My Lords, as we have heard, food security is a global issue as well as a national and local one. The Covid crisis has exposed the fragility of global supply chains and the importance of investing in resilient supply chains to help meet future global shocks. At the local level, councils have been working hard supporting vulnerable people to access food throughout the pandemic, and we have heard a lot about supermarkets but should not overlook the essential role of local shops, providing an estimated 600,000 deliveries per week in their communities.

Food insecurity has become a way of life for far too many of our fellow citizens. The Food Foundation estimates that 8 million adults have experienced food insecurity since the start of lockdown, 5 million people in the UK households with children were experiencing food insecurity after just one month, and more than 200,000 children have had to skip meals. Prior to the pandemic, a significant minority of households were struggling to access healthy food and were relying on food banks and other community-based food projects. The Trussell Trust estimates an 80% increase in the number of people supported by emergency food parcels in its network compared with last year. Food banks have had to make changes to the way in which they work to stay open and stay safe while coping with a large increase in demand. I spoke yesterday to a local vicar who had witnessed a fourfold increase in food parcels at her food bank, but where volunteers had been queueing in supermarkets because they have been unable to make bulk purchases of essential items online. Surely supermarkets could make special arrangements for food banks, as for other vulnerable groups.

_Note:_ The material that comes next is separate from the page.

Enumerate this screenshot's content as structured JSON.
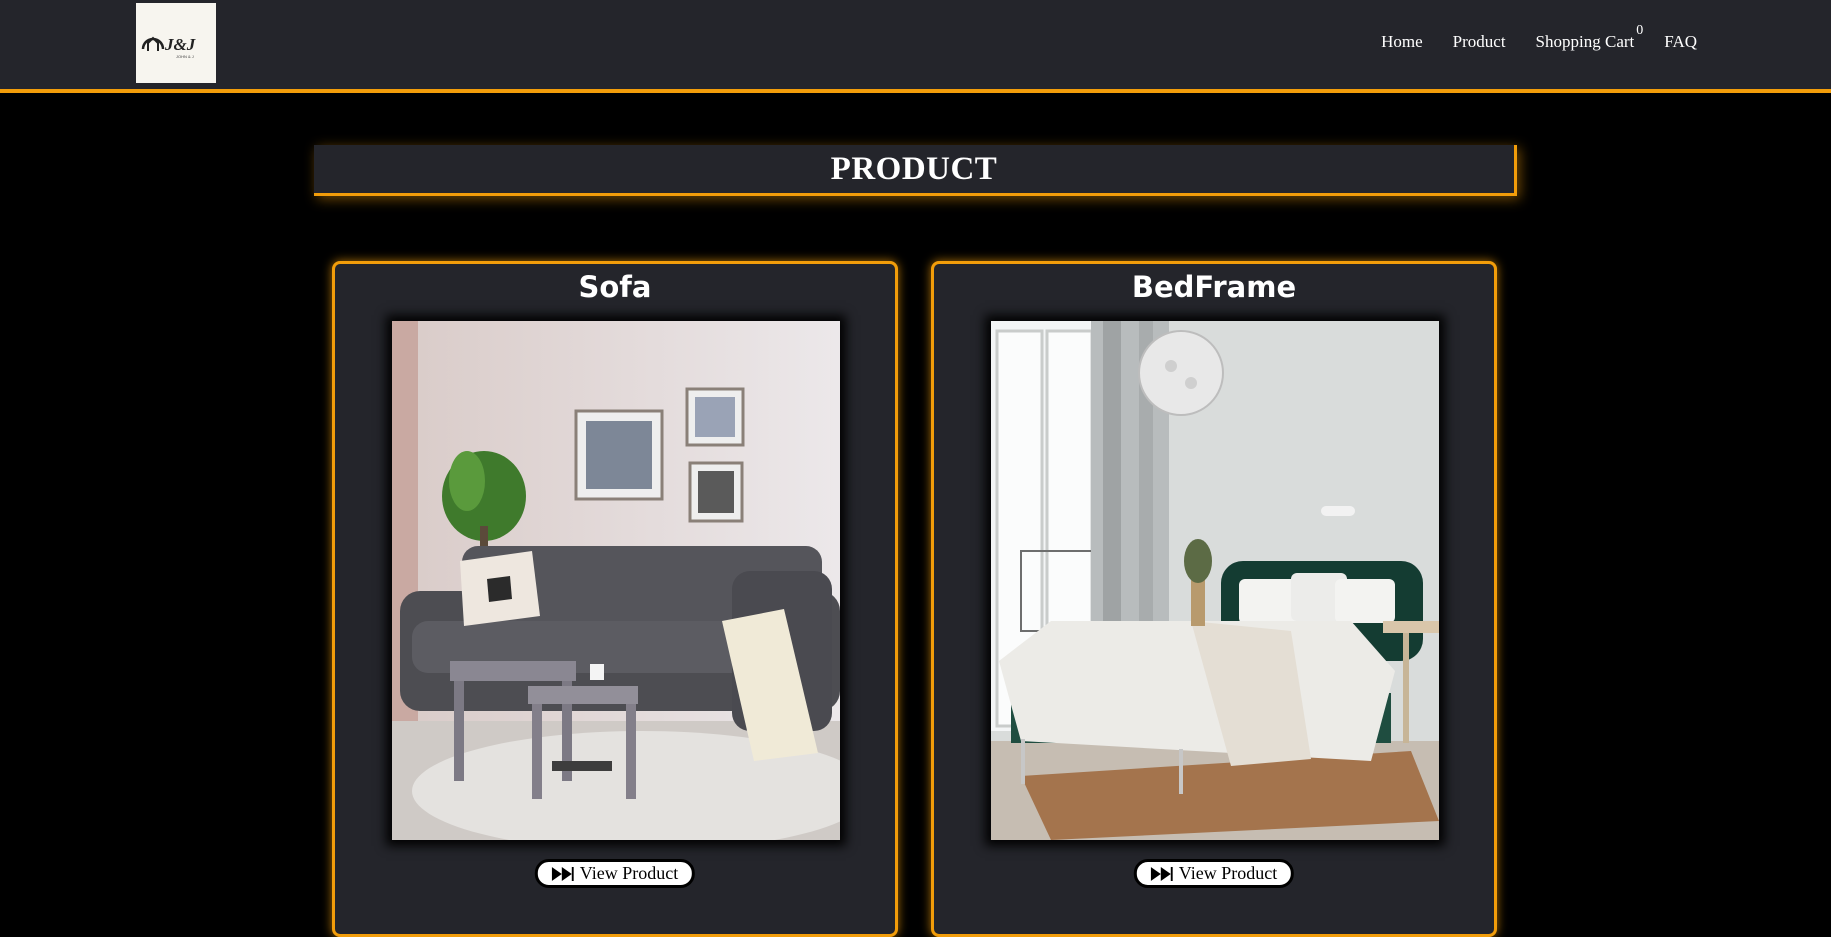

These food banks are doing an excellent job, but surely our aim should be that no one needs to rely on one. Anti-poverty charities have been calling for a time-limited coronavirus emergency income support scheme to prevent people from falling into serious financial hardship. Building on the welcome increase in the universal credit standard allowance, that could include temporary measures to lift the benefit cap, including the two-child limit, suspending the five-week waiting period for the first payment, and repayment of advances. I join the noble Lord, Lord Krebs, in asking the Minister what steps the Government are taking to ensure that people most in need are supported to put food on the table during this crisis.